Some of the commercial websites we use for looking up our ancestors' BMDs offer a way of allowing variations of the surname to be done. Some of these, however, may not be as helpful as they could be. For example, when looking for a person named Johns and the suggested return is Johnson. These names would not normally be mistaken in speech and so what is really needed is a search that returns variations that are refined to represent the vocal sounds of a name. This is why we need to use a site where the search defaults to give you a phonetic filter as standard and so will return names that sound alike in order to get you past the vocal origin of so many of our records.

 

Searching for a surname that could be spelt in many ways

Just consider, for a moment, an ancestor with a broad accent who has just come to register their child. To the registrar the surname of the father sounds like Sissel, or perhaps it is Sissil, or was it Sissell or even Sisel? To add to the problem the family themselves are not able to tell the registrar how their family name is spelt as, like so many of our ancestors, they were not able to read and write and they sign documents with a cross or some other sign as their mark. Using a website that utilises phonetic search as the default filter will help us move forward.

 

Sissel.JPG

A search for this name employing TheGenealogist will see a number of variations of this difficult name returned. These range from Sissel to Sicel, as well as many close sounding alternatives inbetween.

 

Sissel variations.JPG

The missing microfilmed pages of the GRO Index

Another pitfall, that can cause us not to be able to find a person in births, marriages and death records, is as a result of them falling into those missing pages that were left out when the General Register Office originally licensed their records of BMDs. It was discovered then that, when the books were microfilmed, that some pages were passed over by mistake in the process. TheGenealogist were quick to spot this and sent a team up to the now closed Family Record Centre to copy the missing data so that these records will be included when we do a search on this particular website.

Brits overseas or born at sea

There is yet another great reason to consider doing your search on TheGenealogist and that is that it includes a number of our ancestors who were born, married or died overseas, or onboard a ship. These records will not be included in the standard civil registration births, marriages and deaths, but are to be found in either the GRO overseas records, or The National Archives overseas BMDs. (Both of which are included on TheGenealogist).

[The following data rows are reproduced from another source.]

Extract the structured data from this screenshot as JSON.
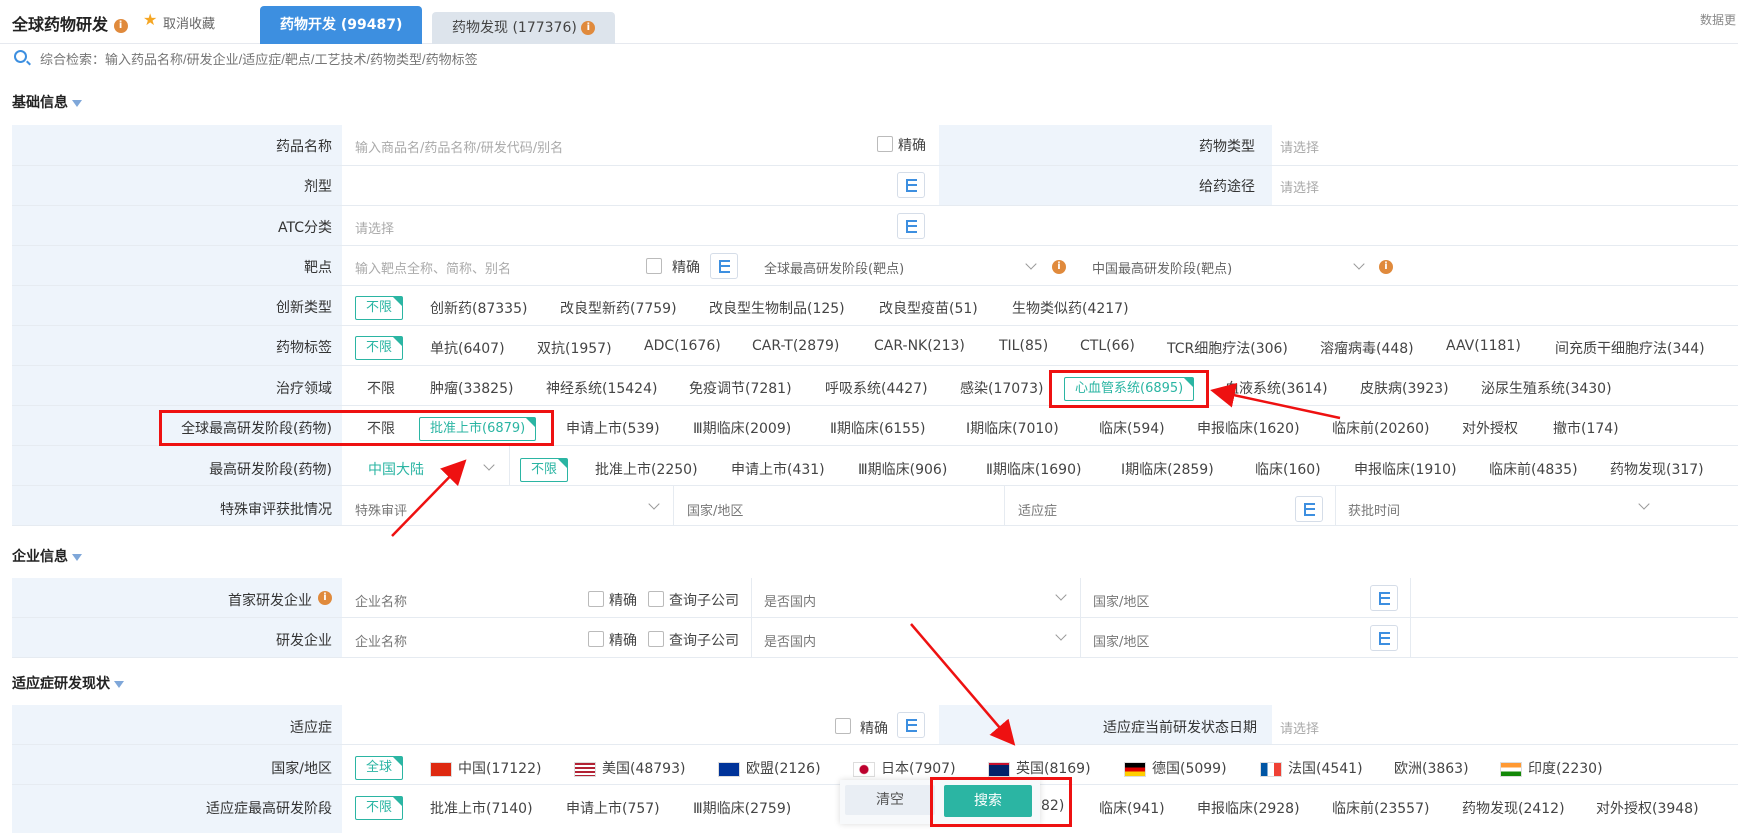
{
  "app": {
    "title": "全球药物研发",
    "fav": "取消收藏",
    "topright": "数据更"
  },
  "tabs": [
    {
      "label": "药物开发 (99487)"
    },
    {
      "label": "药物发现 (177376)"
    }
  ],
  "search": {
    "placeholder": "综合检索：输入药品名称/研发企业/适应症/靶点/工艺技术/药物类型/药物标签"
  },
  "sections": {
    "basic": "基础信息",
    "company": "企业信息",
    "indication": "适应症研发现状"
  },
  "fields": {
    "drug_name": {
      "label": "药品名称",
      "placeholder": "输入商品名/药品名称/研发代码/别名",
      "exact": "精确"
    },
    "drug_type": {
      "label": "药物类型",
      "placeholder": "请选择"
    },
    "dosage": {
      "label": "剂型"
    },
    "route": {
      "label": "给药途径",
      "placeholder": "请选择"
    },
    "atc": {
      "label": "ATC分类",
      "placeholder": "请选择"
    },
    "target": {
      "label": "靶点",
      "placeholder": "输入靶点全称、简称、别名",
      "exact": "精确",
      "global_stage": "全球最高研发阶段(靶点)",
      "china_stage": "中国最高研发阶段(靶点)"
    },
    "innovation": {
      "label": "创新类型",
      "options": [
        "不限",
        "创新药(87335)",
        "改良型新药(7759)",
        "改良型生物制品(125)",
        "改良型疫苗(51)",
        "生物类似药(4217)"
      ]
    },
    "tags": {
      "label": "药物标签",
      "options": [
        "不限",
        "单抗(6407)",
        "双抗(1957)",
        "ADC(1676)",
        "CAR-T(2879)",
        "CAR-NK(213)",
        "TIL(85)",
        "CTL(66)",
        "TCR细胞疗法(306)",
        "溶瘤病毒(448)",
        "AAV(1181)",
        "间充质干细胞疗法(344)"
      ]
    },
    "therapy": {
      "label": "治疗领域",
      "options": [
        "不限",
        "肿瘤(33825)",
        "神经系统(15424)",
        "免疫调节(7281)",
        "呼吸系统(4427)",
        "感染(17073)",
        "心血管系统(6895)",
        "血液系统(3614)",
        "皮肤病(3923)",
        "泌尿生殖系统(3430)"
      ]
    },
    "global_stage": {
      "label": "全球最高研发阶段(药物)",
      "options": [
        "不限",
        "批准上市(6879)",
        "申请上市(539)",
        "Ⅲ期临床(2009)",
        "Ⅱ期临床(6155)",
        "Ⅰ期临床(7010)",
        "临床(594)",
        "申报临床(1620)",
        "临床前(20260)",
        "对外授权",
        "撤市(174)"
      ]
    },
    "region_stage": {
      "label": "最高研发阶段(药物)",
      "region": "中国大陆",
      "options": [
        "不限",
        "批准上市(2250)",
        "申请上市(431)",
        "Ⅲ期临床(906)",
        "Ⅱ期临床(1690)",
        "Ⅰ期临床(2859)",
        "临床(160)",
        "申报临床(1910)",
        "临床前(4835)",
        "药物发现(317)"
      ]
    },
    "special": {
      "label": "特殊审评获批情况",
      "placeholder": "特殊审评",
      "country": "国家/地区",
      "indication": "适应症",
      "time": "获批时间"
    },
    "first_company": {
      "label": "首家研发企业",
      "placeholder": "企业名称",
      "exact": "精确",
      "sub": "查询子公司",
      "domestic": "是否国内",
      "country": "国家/地区"
    },
    "company": {
      "label": "研发企业",
      "placeholder": "企业名称",
      "exact": "精确",
      "sub": "查询子公司",
      "domestic": "是否国内",
      "country": "国家/地区"
    },
    "ind": {
      "label": "适应症",
      "exact": "精确",
      "date_label": "适应症当前研发状态日期",
      "date_placeholder": "请选择"
    },
    "ind_country": {
      "label": "国家/地区",
      "options": [
        "全球",
        "中国(17122)",
        "美国(48793)",
        "欧盟(2126)",
        "日本(7907)",
        "英国(8169)",
        "德国(5099)",
        "法国(4541)",
        "欧洲(3863)",
        "印度(2230)"
      ]
    },
    "ind_stage": {
      "label": "适应症最高研发阶段",
      "options": [
        "不限",
        "批准上市(7140)",
        "申请上市(757)",
        "Ⅲ期临床(2759)",
        "82)",
        "临床(941)",
        "申报临床(2928)",
        "临床前(23557)",
        "药物发现(2412)",
        "对外授权(3948)"
      ]
    }
  },
  "buttons": {
    "clear": "清空",
    "search": "搜索"
  }
}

The National Archives' Non-Parochial Records (RG32, RG33, RG34 & RG35) cover such entries as those in non-statutory records from abroad, or on British ships. The copies of these may have been kept by the incumbents of English churches and missions abroad and do not appear in the regular BMD records. To easily access them we are able to use the Master Search on TheGenealogist.

The GRO’s Overseas BMD Indexes are also available under 'Birth Marriage and Death Indexes' on TheGenealogist and cover the births, marriages and deaths of British subjects that were recorded at a British Consulate or High Commission and those of British Service Personnel throughout the world. If our ancestor died at sea, on board a British ship, then TheGenealogist will allow us to research over 210,000 records in the Overseas Marine Deaths records on the site.

If we were to look for Albert South, who died in 1915, then he can be located in the Overseas - Marine Deaths in the Military Records. We can see that his death was recorded on H.M.S. Lightning. 

One click and we can see an image of the GRO indexes.

 

We can also look for someone who died in the armed forces in one or other of the World War I and World War II Death Indexes which are on TheGenealogist. These resources provide us with an official GRO index reference which would allow us to then obtain an Overseas Death certificate at www.gro.gov.uk in the usual way.